Bristol is a city in South West England with an estimated 2014 population of 437,500. It covers an area of 110 km². Bristol began life as a village called Brigg stow, which means the meeting place at the bridge in the old Saxon language. Bristol was granted city status by Henry VIII in 1542. St Augustine’s Abbey (church of the dissolved) became Bristol cathedral.

Bristol has an incredibly rich maritime history, being one of the major ports for trade. As a major seaport, Bristol has a long history of trading commodities. Originally this included wool cloth exports, with imports of fish, wine, grain and dairy produce, and later tobacco, tropical fruits and plantation goods. Major imports now are motor vehicles (of which Bristol is the largest importer to the UK), grain, timber, fresh produce and petroleum products.  As well as Bristol’s nautical connections, the city’s economy is reliant on the aerospace industry, defence, the media, tourism, IT and financial service sectors.

Scenes from the recent BBC drama Wolf Hall was filmed in the area and Bristol is a haven of Tudor history. Thornbury Castle, Ashton Court Mansion and the Red Lodge Museum, with its Elizabethan Knot garden, are fine examples of Tudor Bristol.

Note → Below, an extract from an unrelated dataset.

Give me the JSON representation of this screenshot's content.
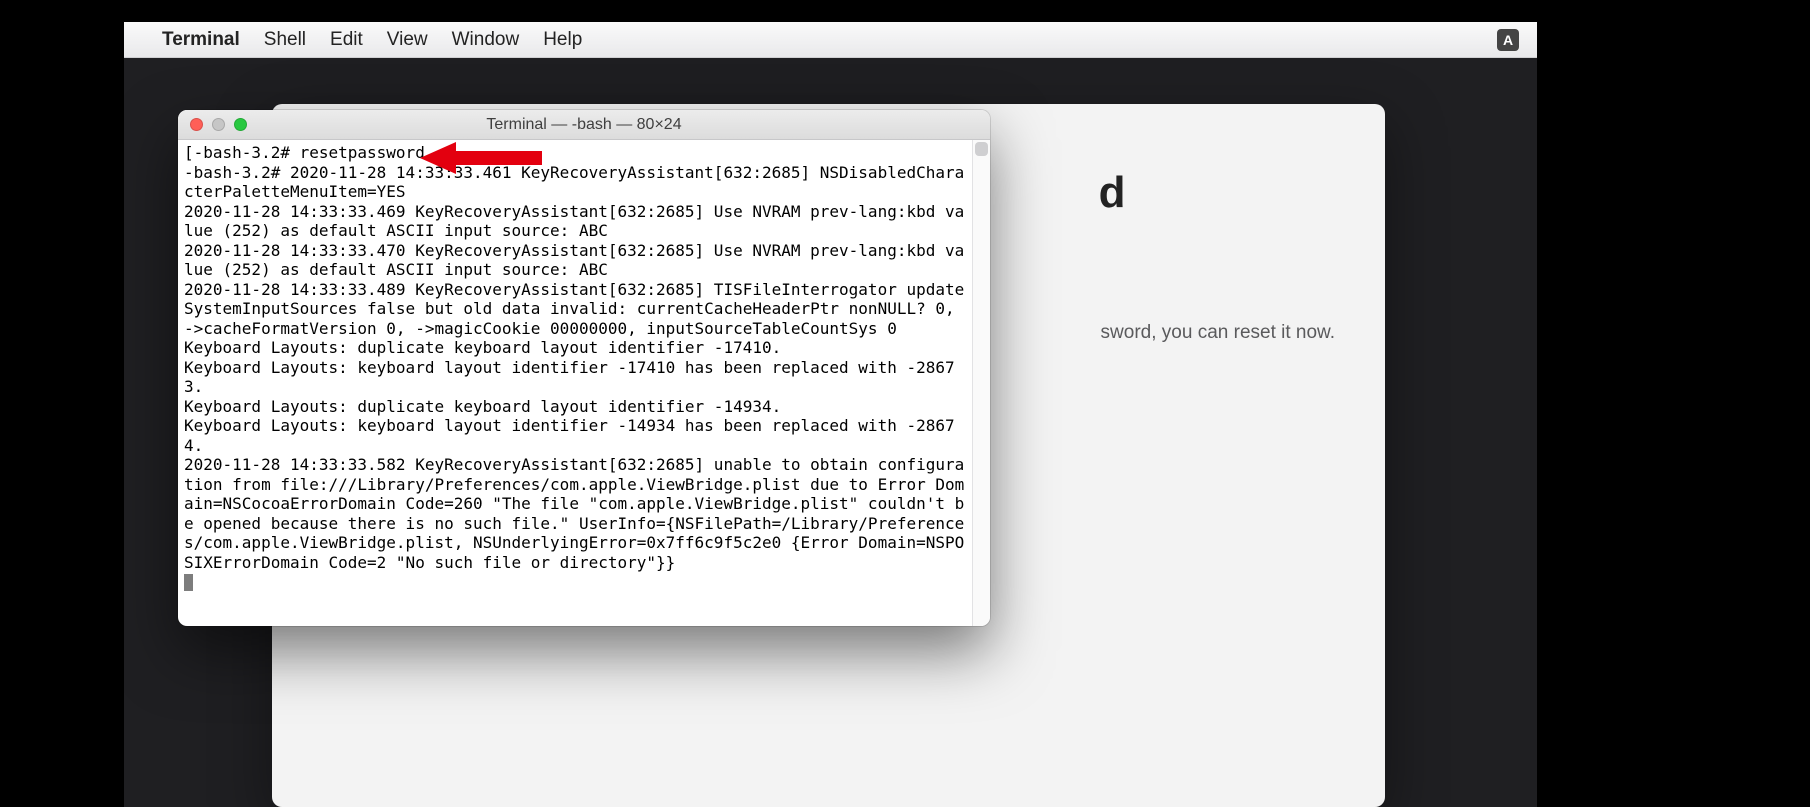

Bristol’s climate is unpredictable, much like the rest of the United Kingdom. Situated in the southwest of the country and sheltered largely by Exmoor and the Mendip Hills, Summers are usually sunny and warm, while winters are cold and wet.

Bristol is in fact one of the UK’s warmest cities. Wikepedia says that  Bristol is one of the warmest and sunniest cities in the UK. Rain is relatively evenly distributed but of course autumn and winter are the wettest seasons.